Definitely NOT “Peace on Earth,” is it? Problems with anger and rage can be a symptom of a bipolar manic episode. This can be controlled by medication that will control the mood swings and hopefully prevent episodes. But the issues behind the emotional side of your loved one’s anger, like their anger at having bipolar disorder, for instance, can be worked out in therapy.
Therapy will help them learn how to appropriately channel that anger and rage and how to handle those negative feelings in the right way, and not to take them out on you.
Medication can also help in some instances; say, for example, if anxiety and stress are the root cause and have led up to the anger and rage, then medication can help curb the anxiety. The important thing is for your loved one to get treatment for their bipolar disorder. Without treatment, there is no hope for them to ever get better – for them ever to find peace with
themselves, much less for there to be peace between the two of you (i.e., less fighting).
And I’m sure you would like there to be less fighting, as most supporters of a loved one with bipolar disorder do. They report that fighting is one of the most common symptoms of their loved one’s disorder and the cause of dysfunction in their relationship.

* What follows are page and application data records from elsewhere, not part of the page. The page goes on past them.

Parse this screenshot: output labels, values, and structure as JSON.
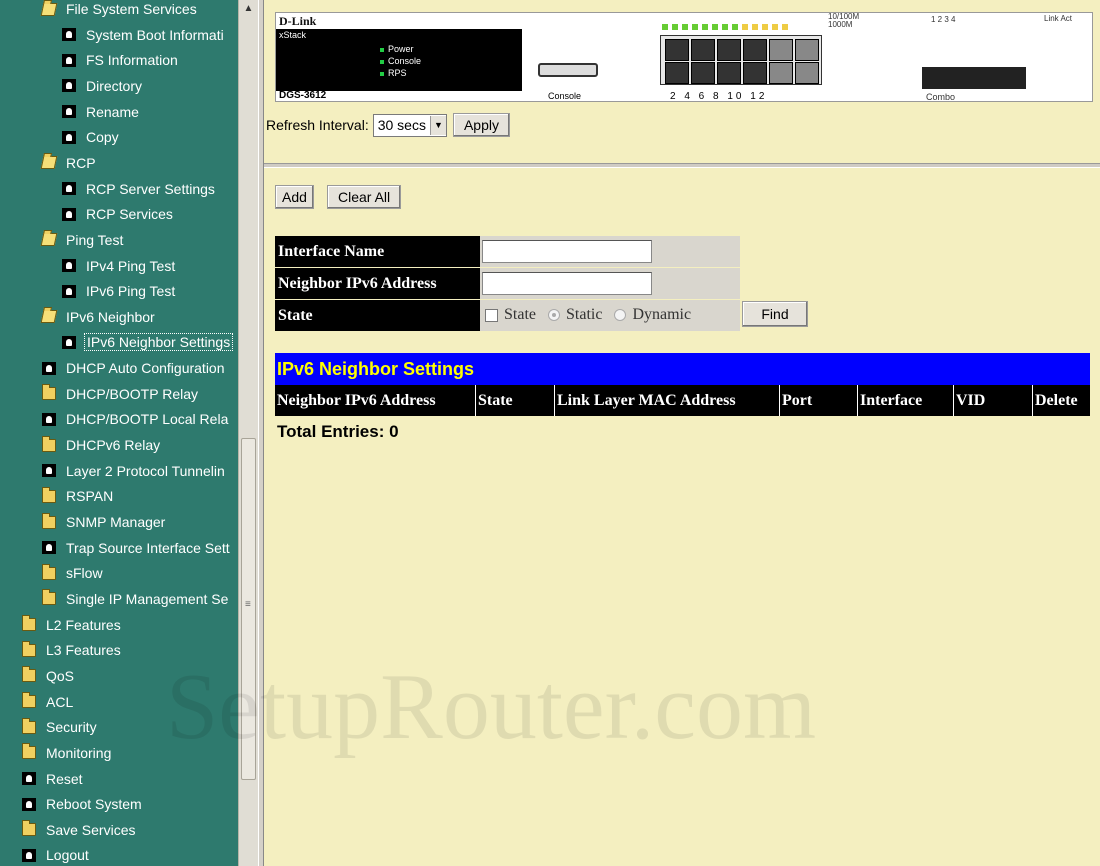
{
  "sidebar": {
    "items": [
      {
        "label": "File System Services",
        "icon": "folder-open-icon",
        "level": 1
      },
      {
        "label": "System Boot Informati",
        "icon": "page-icon",
        "level": 2
      },
      {
        "label": "FS Information",
        "icon": "page-icon",
        "level": 2
      },
      {
        "label": "Directory",
        "icon": "page-icon",
        "level": 2
      },
      {
        "label": "Rename",
        "icon": "page-icon",
        "level": 2
      },
      {
        "label": "Copy",
        "icon": "page-icon",
        "level": 2
      },
      {
        "label": "RCP",
        "icon": "folder-open-icon",
        "level": 1
      },
      {
        "label": "RCP Server Settings",
        "icon": "page-icon",
        "level": 2
      },
      {
        "label": "RCP Services",
        "icon": "page-icon",
        "level": 2
      },
      {
        "label": "Ping Test",
        "icon": "folder-open-icon",
        "level": 1
      },
      {
        "label": "IPv4 Ping Test",
        "icon": "page-icon",
        "level": 2
      },
      {
        "label": "IPv6 Ping Test",
        "icon": "page-icon",
        "level": 2
      },
      {
        "label": "IPv6 Neighbor",
        "icon": "folder-open-icon",
        "level": 1
      },
      {
        "label": "IPv6 Neighbor Settings",
        "icon": "page-icon",
        "level": 2,
        "selected": true
      },
      {
        "label": "DHCP Auto Configuration",
        "icon": "page-icon",
        "level": 1
      },
      {
        "label": "DHCP/BOOTP Relay",
        "icon": "folder-icon",
        "level": 1
      },
      {
        "label": "DHCP/BOOTP Local Rela",
        "icon": "page-icon",
        "level": 1
      },
      {
        "label": "DHCPv6 Relay",
        "icon": "folder-icon",
        "level": 1
      },
      {
        "label": "Layer 2 Protocol Tunnelin",
        "icon": "page-icon",
        "level": 1
      },
      {
        "label": "RSPAN",
        "icon": "folder-icon",
        "level": 1
      },
      {
        "label": "SNMP Manager",
        "icon": "folder-icon",
        "level": 1
      },
      {
        "label": "Trap Source Interface Sett",
        "icon": "page-icon",
        "level": 1
      },
      {
        "label": "sFlow",
        "icon": "folder-icon",
        "level": 1
      },
      {
        "label": "Single IP Management Se",
        "icon": "folder-icon",
        "level": 1
      },
      {
        "label": "L2 Features",
        "icon": "folder-icon",
        "level": 0
      },
      {
        "label": "L3 Features",
        "icon": "folder-icon",
        "level": 0
      },
      {
        "label": "QoS",
        "icon": "folder-icon",
        "level": 0
      },
      {
        "label": "ACL",
        "icon": "folder-icon",
        "level": 0
      },
      {
        "label": "Security",
        "icon": "folder-icon",
        "level": 0
      },
      {
        "label": "Monitoring",
        "icon": "folder-icon",
        "level": 0
      },
      {
        "label": "Reset",
        "icon": "page-icon",
        "level": 0
      },
      {
        "label": "Reboot System",
        "icon": "page-icon",
        "level": 0
      },
      {
        "label": "Save Services",
        "icon": "folder-icon",
        "level": 0
      },
      {
        "label": "Logout",
        "icon": "page-icon",
        "level": 0
      }
    ]
  },
  "device": {
    "brand": "D-Link",
    "stack": "xStack",
    "leds": [
      "Power",
      "Console",
      "RPS"
    ],
    "model": "DGS-3612",
    "console_label": "Console",
    "speed_label_1": "10/100M",
    "speed_label_2": "1000M",
    "port_numbers": "2 4 6 8 10 12",
    "combo_ports": "1 2 3 4",
    "link_label": "Link",
    "act_label": "Act",
    "combo_label": "Combo"
  },
  "refresh": {
    "label": "Refresh Interval:",
    "value": "30 secs",
    "apply_label": "Apply"
  },
  "form": {
    "add_label": "Add",
    "clear_all_label": "Clear All",
    "interface_name_label": "Interface Name",
    "interface_name_value": "",
    "neighbor_ipv6_label": "Neighbor IPv6 Address",
    "neighbor_ipv6_value": "",
    "state_label": "State",
    "state_option": "State",
    "static_option": "Static",
    "dynamic_option": "Dynamic",
    "find_label": "Find"
  },
  "table": {
    "title": "IPv6 Neighbor Settings",
    "columns": [
      "Neighbor IPv6 Address",
      "State",
      "Link Layer MAC Address",
      "Port",
      "Interface",
      "VID",
      "Delete"
    ],
    "total_entries": "Total Entries: 0"
  },
  "watermark": "SetupRouter.com"
}
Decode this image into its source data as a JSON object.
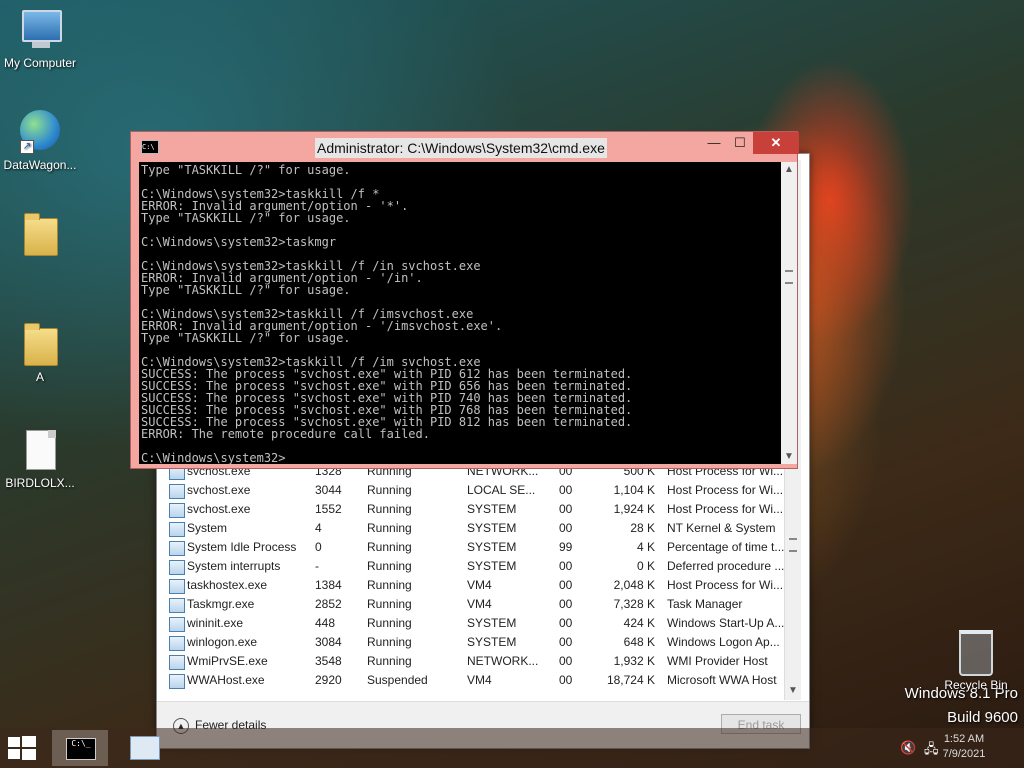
{
  "desktop": {
    "icons": [
      {
        "label": "My Computer",
        "icon": "computer-icon"
      },
      {
        "label": "DataWagon...",
        "icon": "globe-shortcut-icon"
      },
      {
        "label": "",
        "icon": "folder-icon"
      },
      {
        "label": "A",
        "icon": "folder-icon"
      },
      {
        "label": "BIRDLOLX...",
        "icon": "file-icon"
      }
    ],
    "recycle_bin": "Recycle Bin",
    "watermark": {
      "line1": "Windows 8.1 Pro",
      "line2": "Build 9600"
    }
  },
  "cmd": {
    "title": "Administrator: C:\\Windows\\System32\\cmd.exe",
    "minimize": "—",
    "maximize": "☐",
    "close": "✕",
    "console_text": "Type \"TASKKILL /?\" for usage.\n\nC:\\Windows\\system32>taskkill /f *\nERROR: Invalid argument/option - '*'.\nType \"TASKKILL /?\" for usage.\n\nC:\\Windows\\system32>taskmgr\n\nC:\\Windows\\system32>taskkill /f /in svchost.exe\nERROR: Invalid argument/option - '/in'.\nType \"TASKKILL /?\" for usage.\n\nC:\\Windows\\system32>taskkill /f /imsvchost.exe\nERROR: Invalid argument/option - '/imsvchost.exe'.\nType \"TASKKILL /?\" for usage.\n\nC:\\Windows\\system32>taskkill /f /im svchost.exe\nSUCCESS: The process \"svchost.exe\" with PID 612 has been terminated.\nSUCCESS: The process \"svchost.exe\" with PID 656 has been terminated.\nSUCCESS: The process \"svchost.exe\" with PID 740 has been terminated.\nSUCCESS: The process \"svchost.exe\" with PID 768 has been terminated.\nSUCCESS: The process \"svchost.exe\" with PID 812 has been terminated.\nERROR: The remote procedure call failed.\n\nC:\\Windows\\system32>"
  },
  "taskmgr": {
    "rows": [
      {
        "name": "svchost.exe",
        "pid": "1328",
        "status": "Running",
        "user": "NETWORK...",
        "cpu": "00",
        "mem": "500 K",
        "desc": "Host Process for Wi..."
      },
      {
        "name": "svchost.exe",
        "pid": "3044",
        "status": "Running",
        "user": "LOCAL SE...",
        "cpu": "00",
        "mem": "1,104 K",
        "desc": "Host Process for Wi..."
      },
      {
        "name": "svchost.exe",
        "pid": "1552",
        "status": "Running",
        "user": "SYSTEM",
        "cpu": "00",
        "mem": "1,924 K",
        "desc": "Host Process for Wi..."
      },
      {
        "name": "System",
        "pid": "4",
        "status": "Running",
        "user": "SYSTEM",
        "cpu": "00",
        "mem": "28 K",
        "desc": "NT Kernel & System"
      },
      {
        "name": "System Idle Process",
        "pid": "0",
        "status": "Running",
        "user": "SYSTEM",
        "cpu": "99",
        "mem": "4 K",
        "desc": "Percentage of time t..."
      },
      {
        "name": "System interrupts",
        "pid": "-",
        "status": "Running",
        "user": "SYSTEM",
        "cpu": "00",
        "mem": "0 K",
        "desc": "Deferred procedure ..."
      },
      {
        "name": "taskhostex.exe",
        "pid": "1384",
        "status": "Running",
        "user": "VM4",
        "cpu": "00",
        "mem": "2,048 K",
        "desc": "Host Process for Wi..."
      },
      {
        "name": "Taskmgr.exe",
        "pid": "2852",
        "status": "Running",
        "user": "VM4",
        "cpu": "00",
        "mem": "7,328 K",
        "desc": "Task Manager"
      },
      {
        "name": "wininit.exe",
        "pid": "448",
        "status": "Running",
        "user": "SYSTEM",
        "cpu": "00",
        "mem": "424 K",
        "desc": "Windows Start-Up A..."
      },
      {
        "name": "winlogon.exe",
        "pid": "3084",
        "status": "Running",
        "user": "SYSTEM",
        "cpu": "00",
        "mem": "648 K",
        "desc": "Windows Logon Ap..."
      },
      {
        "name": "WmiPrvSE.exe",
        "pid": "3548",
        "status": "Running",
        "user": "NETWORK...",
        "cpu": "00",
        "mem": "1,932 K",
        "desc": "WMI Provider Host"
      },
      {
        "name": "WWAHost.exe",
        "pid": "2920",
        "status": "Suspended",
        "user": "VM4",
        "cpu": "00",
        "mem": "18,724 K",
        "desc": "Microsoft WWA Host"
      }
    ],
    "fewer_details": "Fewer details",
    "end_task": "End task"
  },
  "taskbar": {
    "clock_time": "1:52 AM",
    "clock_date": "7/9/2021"
  }
}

Many supporters take their loved one’s anger personally, which they shouldn’t do. Don’t take it personally. In most cases, they really aren’t mad at you, but just mad in general, or mad at their disorder, or mad at themselves, etc. And if you take it personally, you may be apt to want to get mad at them right back, which will just cause more fighting and just make things worse, not accomplishing anything.
Your loved one needs to learn how to deal with conflict in a relationship in a healthy way (i.e.
communicating about it), instead of fighting about it, which also just makes things worse. So that’s another thing they can learn in therapy. Therapy will also teach them how to have a healthy relationship with you in spite of their bipolar disorder, and how to communicate effectively with you, which they may also need to learn.
It may be very difficult for you to even imagine there being peace with your loved one, but don’t
give up hope. With treatment (medication and therapy), it is possible that your loved one can learn how to cope and deal with their bipolar disorder issues.
First, they need to come to terms with their past. For one thing, this means that they need to let
go of things they can’t control. They may seem to you to be a very controlling person, and this too may be a source of contention between you. They may even try to control you, because they
feel like they have no control over anything else in their world. I’m not saying this is right, just that it might explain some of their behavior.
This is something else that they should be working on in therapy. Hopefully, by working on past issues, it will help them to deal with the present easier, and they will stop being so controlling.
As they progress in their therapy, this and other issues will get better, and there will be more
peace in their life and between the two of you.
Well, I have to go!